_Aim of the exercise_. Please copy out the lines in the entries that contain "Đường".

_Record set_.
**********
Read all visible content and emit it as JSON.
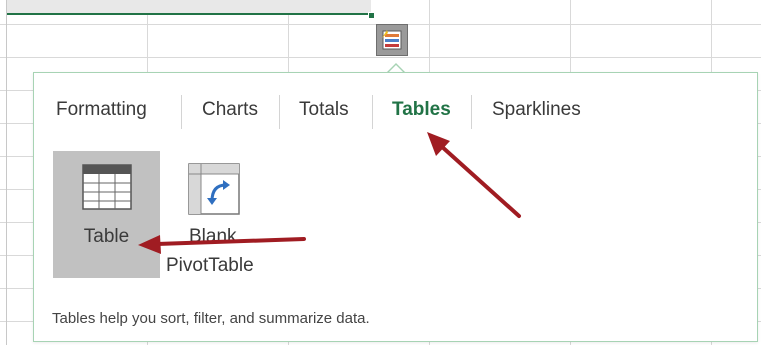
{
  "tabs": [
    {
      "label": "Formatting"
    },
    {
      "label": "Charts"
    },
    {
      "label": "Totals"
    },
    {
      "label": "Tables",
      "active": true
    },
    {
      "label": "Sparklines"
    }
  ],
  "options": [
    {
      "label": "Table",
      "icon": "table-icon",
      "selected": true
    },
    {
      "label_line1": "Blank",
      "label_line2": "PivotTable",
      "icon": "pivot-table-icon"
    }
  ],
  "description": "Tables help you sort, filter, and summarize data.",
  "quick_analysis_icon": "quick-analysis-icon",
  "colors": {
    "accent": "#217346",
    "panel_border": "#a7d3b4",
    "selected_bg": "#c1c1c1",
    "arrow": "#a01c22"
  }
}
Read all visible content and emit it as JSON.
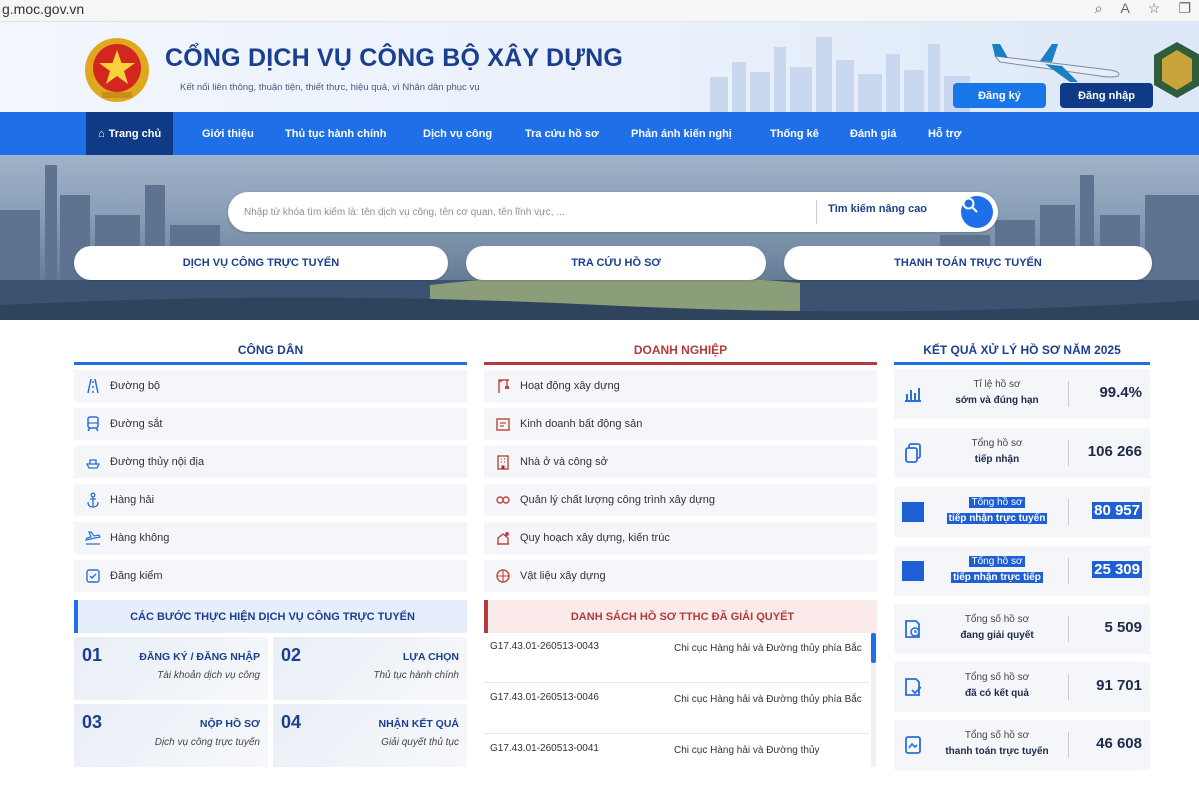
{
  "browser": {
    "url": "g.moc.gov.vn"
  },
  "header": {
    "title": "CỔNG DỊCH VỤ CÔNG BỘ XÂY DỰNG",
    "subtitle": "Kết nối liên thông, thuận tiện, thiết thực, hiệu quả, vì Nhân dân phục vụ",
    "register_label": "Đăng ký",
    "login_label": "Đăng nhập"
  },
  "nav": {
    "items": [
      "Trang chủ",
      "Giới thiệu",
      "Thủ tục hành chính",
      "Dịch vụ công",
      "Tra cứu hồ sơ",
      "Phản ánh kiến nghị",
      "Thống kê",
      "Đánh giá",
      "Hỗ trợ"
    ]
  },
  "search": {
    "placeholder": "Nhập từ khóa tìm kiếm là: tên dịch vụ công, tên cơ quan, tên lĩnh vực, ...",
    "advanced_label": "Tìm kiếm nâng cao"
  },
  "quick_links": [
    "DỊCH VỤ CÔNG TRỰC TUYẾN",
    "TRA CỨU HỒ SƠ",
    "THANH TOÁN TRỰC TUYẾN"
  ],
  "citizen": {
    "title": "CÔNG DÂN",
    "items": [
      "Đường bộ",
      "Đường sắt",
      "Đường thủy nội địa",
      "Hàng hải",
      "Hàng không",
      "Đăng kiểm"
    ]
  },
  "business": {
    "title": "DOANH NGHIỆP",
    "items": [
      "Hoạt động xây dựng",
      "Kinh doanh bất động sản",
      "Nhà ở và công sở",
      "Quản lý chất lượng công trình xây dựng",
      "Quy hoạch xây dựng, kiến trúc",
      "Vật liệu xây dựng"
    ]
  },
  "steps": {
    "title": "CÁC BƯỚC THỰC HIỆN DỊCH VỤ CÔNG TRỰC TUYẾN",
    "items": [
      {
        "num": "01",
        "title": "ĐĂNG KÝ / ĐĂNG NHẬP",
        "sub": "Tài khoản dịch vụ công"
      },
      {
        "num": "02",
        "title": "LỰA CHỌN",
        "sub": "Thủ tục hành chính"
      },
      {
        "num": "03",
        "title": "NỘP HỒ SƠ",
        "sub": "Dịch vụ công trực tuyến"
      },
      {
        "num": "04",
        "title": "NHẬN KẾT QUẢ",
        "sub": "Giải quyết thủ tục"
      }
    ]
  },
  "resolved": {
    "title": "DANH SÁCH HỒ SƠ TTHC ĐÃ GIẢI QUYẾT",
    "rows": [
      {
        "code": "G17.43.01-260513-0043",
        "agency": "Chi cục Hàng hải và Đường thủy phía Bắc"
      },
      {
        "code": "G17.43.01-260513-0046",
        "agency": "Chi cục Hàng hải và Đường thủy phía Bắc"
      },
      {
        "code": "G17.43.01-260513-0041",
        "agency": "Chi cục Hàng hải và Đường thủy"
      }
    ]
  },
  "results": {
    "title": "KẾT QUẢ XỬ LÝ HỒ SƠ NĂM 2025",
    "stats": [
      {
        "line1": "Tỉ lệ hồ sơ",
        "line2": "sớm và đúng hạn",
        "value": "99.4%"
      },
      {
        "line1": "Tổng hồ sơ",
        "line2": "tiếp nhận",
        "value": "106 266"
      },
      {
        "line1": "Tổng hồ sơ",
        "line2": "tiếp nhận trực tuyến",
        "value": "80 957"
      },
      {
        "line1": "Tổng hồ sơ",
        "line2": "tiếp nhận trực tiếp",
        "value": "25 309"
      },
      {
        "line1": "Tổng số hồ sơ",
        "line2": "đang giải quyết",
        "value": "5 509"
      },
      {
        "line1": "Tổng số hồ sơ",
        "line2": "đã có kết quả",
        "value": "91 701"
      },
      {
        "line1": "Tổng số hồ sơ",
        "line2": "thanh toán trực tuyến",
        "value": "46 608"
      }
    ]
  },
  "colors": {
    "primary": "#1e6fe8",
    "navy": "#0f3a86",
    "business_accent": "#b33b3b",
    "highlight": "#1e5fd4"
  }
}
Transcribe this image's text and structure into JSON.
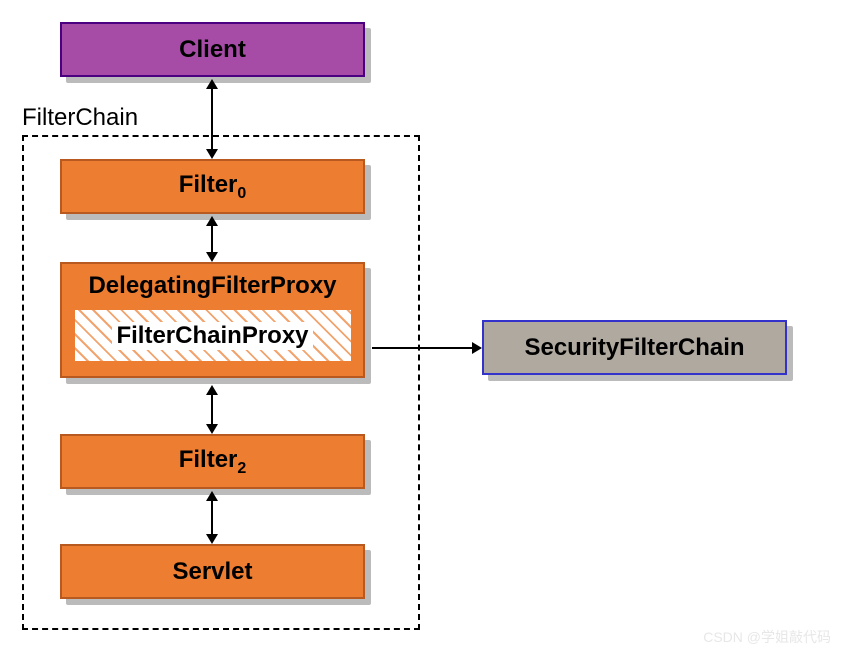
{
  "client": {
    "label": "Client"
  },
  "chain": {
    "label": "FilterChain"
  },
  "filter0": {
    "label": "Filter",
    "sub": "0"
  },
  "dfp": {
    "label": "DelegatingFilterProxy"
  },
  "fcp": {
    "label": "FilterChainProxy"
  },
  "filter2": {
    "label": "Filter",
    "sub": "2"
  },
  "servlet": {
    "label": "Servlet"
  },
  "sfc": {
    "label": "SecurityFilterChain"
  },
  "watermark": "CSDN @学姐敲代码"
}
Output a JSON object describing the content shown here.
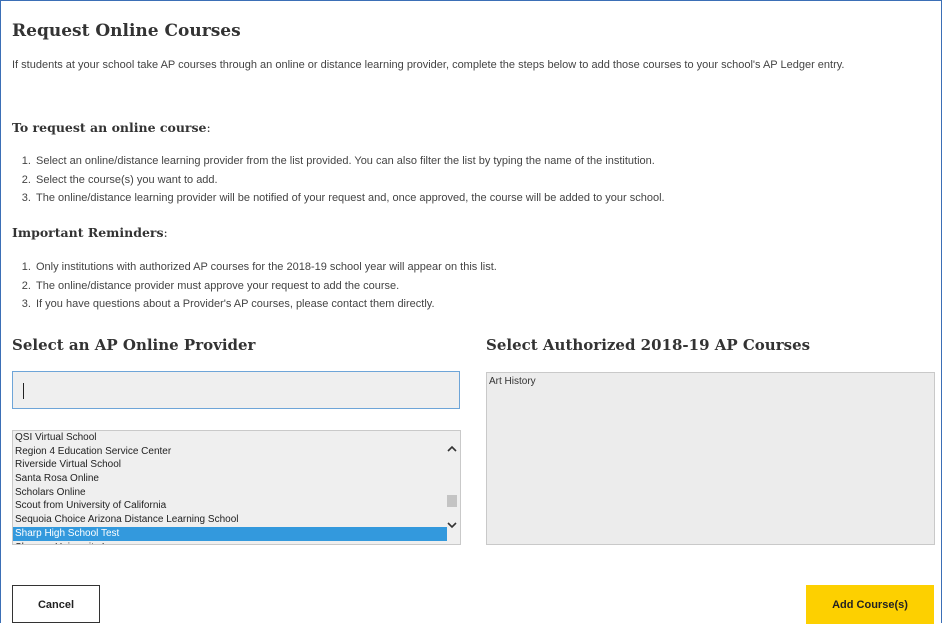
{
  "page": {
    "title": "Request Online Courses",
    "intro": "If students at your school take AP courses through an online or distance learning provider, complete the steps below to add those courses to your school's AP Ledger entry."
  },
  "request_section": {
    "heading": "To request an online course",
    "steps": [
      "Select an online/distance learning provider from the list provided. You can also filter the list by typing the name of the institution.",
      "Select the course(s) you want to add.",
      "The online/distance learning provider will be notified of your request and, once approved, the course will be added to your school."
    ]
  },
  "reminders_section": {
    "heading": "Important Reminders",
    "items": [
      "Only institutions with authorized AP courses for the 2018-19 school year will appear on this list.",
      "The online/distance provider must approve your request to add the course.",
      "If you have questions about a Provider's AP courses, please contact them directly."
    ]
  },
  "provider_panel": {
    "title": "Select an AP Online Provider",
    "search_value": "",
    "items": [
      "QSI Virtual School",
      "Region 4 Education Service Center",
      "Riverside Virtual School",
      "Santa Rosa Online",
      "Scholars Online",
      "Scout from University of California",
      "Sequoia Choice Arizona Distance Learning School",
      "Sharp High School Test",
      "Shmoop University Inc"
    ],
    "selected": "Sharp High School Test"
  },
  "course_panel": {
    "title": "Select Authorized 2018-19 AP Courses",
    "items": [
      "Art History"
    ]
  },
  "buttons": {
    "cancel": "Cancel",
    "add": "Add Course(s)"
  },
  "colors": {
    "border_accent": "#3b6fb6",
    "selected_row": "#3399dd",
    "primary_button": "#fdd000"
  },
  "icons": {
    "scroll_up": "chevron-up-icon",
    "scroll_down": "chevron-down-icon"
  }
}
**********
_Response_.
      "Đường bộ",
      "Đường sắt",
      "Đường thủy nội địa",
        "agency": "Chi cục Hàng hải và Đường thủy phía Bắc"
        "agency": "Chi cục Hàng hải và Đường thủy phía Bắc"
        "agency": "Chi cục Hàng hải và Đường thủy"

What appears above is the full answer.